━━━━━ DATASET ENTRIES ━━━━━
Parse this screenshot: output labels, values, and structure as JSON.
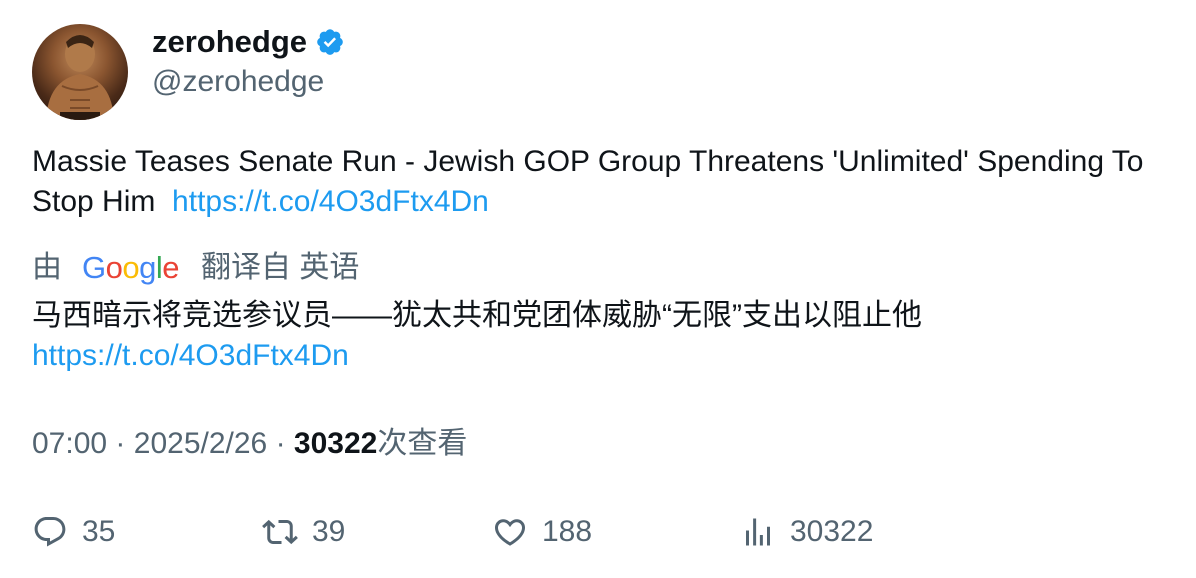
{
  "author": {
    "display_name": "zerohedge",
    "handle": "@zerohedge",
    "avatar_icon": "profile-photo",
    "verified_icon": "verified-badge-icon",
    "verified_color": "#1d9bf0"
  },
  "tweet": {
    "text": "Massie Teases Senate Run - Jewish GOP Group Threatens 'Unlimited' Spending To Stop Him",
    "link": "https://t.co/4O3dFtx4Dn"
  },
  "translation": {
    "prefix": "由",
    "provider": "Google",
    "suffix": "翻译自 英语",
    "text": "马西暗示将竞选参议员——犹太共和党团体威胁“无限”支出以阻止他",
    "link": "https://t.co/4O3dFtx4Dn"
  },
  "meta": {
    "time": "07:00",
    "date": "2025/2/26",
    "separator": "·",
    "views_count": "30322",
    "views_label": "次查看"
  },
  "actions": {
    "replies": "35",
    "retweets": "39",
    "likes": "188",
    "views": "30322"
  },
  "colors": {
    "text": "#0f1419",
    "secondary": "#536471",
    "link": "#1d9bf0"
  }
}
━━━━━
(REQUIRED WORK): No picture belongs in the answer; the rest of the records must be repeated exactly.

(YOUR RESPONSE):
Parse this screenshot: output labels, values, and structure as JSON.
{
  "author": {
    "display_name": "zerohedge",
    "handle": "@zerohedge",
    "avatar_icon": "profile-photo",
    "verified_icon": "verified-badge-icon",
    "verified_color": "#1d9bf0"
  },
  "tweet": {
    "text": "Massie Teases Senate Run - Jewish GOP Group Threatens 'Unlimited' Spending To Stop Him",
    "link": "https://t.co/4O3dFtx4Dn"
  },
  "translation": {
    "prefix": "由",
    "provider": "Google",
    "suffix": "翻译自 英语",
    "text": "马西暗示将竞选参议员——犹太共和党团体威胁“无限”支出以阻止他",
    "link": "https://t.co/4O3dFtx4Dn"
  },
  "meta": {
    "time": "07:00",
    "date": "2025/2/26",
    "separator": "·",
    "views_count": "30322",
    "views_label": "次查看"
  },
  "actions": {
    "replies": "35",
    "retweets": "39",
    "likes": "188",
    "views": "30322"
  },
  "colors": {
    "text": "#0f1419",
    "secondary": "#536471",
    "link": "#1d9bf0"
  }
}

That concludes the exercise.